When it comes to the enterprise there’s a lot of interest in the internet of things, but also a lot of confusion as today’s tech giants struggle to take advantage of this shift. Most see it as a systems integration opportunity rife with service revenue and magic boxes that will remove the pain of collecting and organizing gigabytes of data collected across hundreds of thousands of sensors.
Cisco, Dell, IBM, AT&T, Verizon, Oracle, Intel and even GE all are trying to create some version of this scenario in physical hardware or software to sell. Some of these companies have even teamed up to form the Industrial Internet Consortium to try to build out reference architectures so others can simply plug in the available hardware and business processes designed to make taking advantage of cheap sensors and connectivity easier.

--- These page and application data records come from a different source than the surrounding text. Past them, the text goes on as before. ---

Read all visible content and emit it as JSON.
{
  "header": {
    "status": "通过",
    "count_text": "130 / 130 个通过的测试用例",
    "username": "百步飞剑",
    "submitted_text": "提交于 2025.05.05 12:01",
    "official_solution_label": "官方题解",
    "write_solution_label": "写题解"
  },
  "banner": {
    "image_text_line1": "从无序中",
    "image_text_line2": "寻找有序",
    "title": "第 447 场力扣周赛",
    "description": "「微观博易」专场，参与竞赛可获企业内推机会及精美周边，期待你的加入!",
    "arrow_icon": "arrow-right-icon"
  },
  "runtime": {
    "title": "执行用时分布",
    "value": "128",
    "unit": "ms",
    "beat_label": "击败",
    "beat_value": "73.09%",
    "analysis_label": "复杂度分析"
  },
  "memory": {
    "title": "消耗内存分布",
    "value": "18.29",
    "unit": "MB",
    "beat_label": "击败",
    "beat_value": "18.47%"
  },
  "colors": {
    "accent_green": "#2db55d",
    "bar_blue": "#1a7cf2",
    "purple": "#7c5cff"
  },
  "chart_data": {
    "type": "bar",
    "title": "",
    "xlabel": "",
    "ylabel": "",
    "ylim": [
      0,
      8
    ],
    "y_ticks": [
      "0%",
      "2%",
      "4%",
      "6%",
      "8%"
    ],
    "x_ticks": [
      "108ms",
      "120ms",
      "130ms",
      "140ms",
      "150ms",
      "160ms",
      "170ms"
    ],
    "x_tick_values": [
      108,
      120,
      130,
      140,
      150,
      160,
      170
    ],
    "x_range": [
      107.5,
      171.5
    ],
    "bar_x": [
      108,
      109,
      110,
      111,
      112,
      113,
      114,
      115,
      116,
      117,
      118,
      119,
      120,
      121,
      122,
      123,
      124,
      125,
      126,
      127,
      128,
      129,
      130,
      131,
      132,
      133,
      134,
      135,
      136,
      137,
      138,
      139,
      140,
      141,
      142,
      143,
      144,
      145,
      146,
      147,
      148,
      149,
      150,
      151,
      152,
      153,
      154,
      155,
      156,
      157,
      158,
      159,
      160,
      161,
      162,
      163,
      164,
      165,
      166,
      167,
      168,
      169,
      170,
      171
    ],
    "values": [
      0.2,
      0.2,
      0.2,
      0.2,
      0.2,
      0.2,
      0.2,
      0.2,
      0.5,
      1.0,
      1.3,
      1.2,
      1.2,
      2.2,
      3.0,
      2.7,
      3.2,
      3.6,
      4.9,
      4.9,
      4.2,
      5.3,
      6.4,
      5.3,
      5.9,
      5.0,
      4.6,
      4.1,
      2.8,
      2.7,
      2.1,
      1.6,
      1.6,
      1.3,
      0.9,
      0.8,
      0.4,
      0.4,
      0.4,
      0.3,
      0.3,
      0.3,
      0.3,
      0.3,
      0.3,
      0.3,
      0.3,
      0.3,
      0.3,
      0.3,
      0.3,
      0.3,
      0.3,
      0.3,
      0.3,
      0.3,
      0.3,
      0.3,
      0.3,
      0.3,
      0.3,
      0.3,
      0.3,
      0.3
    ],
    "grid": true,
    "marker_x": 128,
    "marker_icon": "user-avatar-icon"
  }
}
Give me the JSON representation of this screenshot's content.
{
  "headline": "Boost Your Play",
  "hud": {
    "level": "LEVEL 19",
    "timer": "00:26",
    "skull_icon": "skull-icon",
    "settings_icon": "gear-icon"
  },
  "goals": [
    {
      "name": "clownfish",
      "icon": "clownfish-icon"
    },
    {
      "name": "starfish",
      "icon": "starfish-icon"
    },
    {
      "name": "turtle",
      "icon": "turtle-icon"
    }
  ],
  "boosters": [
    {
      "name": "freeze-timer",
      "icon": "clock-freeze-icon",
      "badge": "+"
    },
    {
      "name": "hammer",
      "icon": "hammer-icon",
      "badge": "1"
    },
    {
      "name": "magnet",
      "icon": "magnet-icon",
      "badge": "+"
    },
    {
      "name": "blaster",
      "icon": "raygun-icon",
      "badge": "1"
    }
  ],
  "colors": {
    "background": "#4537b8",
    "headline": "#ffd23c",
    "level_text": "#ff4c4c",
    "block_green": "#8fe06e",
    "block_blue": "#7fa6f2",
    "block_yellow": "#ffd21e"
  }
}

But this approach tries to make the internet of things fit the old-school, expensive M2M model where carriers sold cellular connectivity to enterprises for tracking assets and funneled that information to proprietary software platforms for use in some acronym-heavy effort like CRM or ERP or ILCM. But in a world where open-source software, a variety of much cheaper connectivity choices and agile design cycles proliferate, this old-school model isn’t going to fly.
Instead the internet of things needs developers. And developers need tools. The key isn’t the things, but the data these things generate and the applications that will be built on top of that data. But how developers will use the data generated by the internet of things is still an open question with pros and cons under each option. But letting developers build on that data must happen if we’re to take real advantage of the possibilities offered as this post from Bosch points out.
It’s a point that seems obvious, but what isn’t obvious is what those developers need to build the awesome apps that will make the internet of things such a disruptive force. The Bosch post mentions cloud efforts such as Xively, Axeda and others. Those look a lot more like places to store data and to offer APIs against it. Meanwhile many companies today are selling platforms to enable developers, from ARM’s mBed to Cisco’s DevNet or IBM’s new IoT Foundation. Others are offering protocols such as the Eclipse Foundation’s MQTT or The Intel-backed Open Interconnection Consortium. And still others are selling APIs.
In the months ahead I will keep an eye on how developers are building enterprise applications for connected devices. Are they using specially designed protocols? Cloud-based platforms and APIs? Abstracted platforms that let the developer affect use a popular language to control embedded devices without having to learn embedded frameworks? Feel free to let me know your thoughts.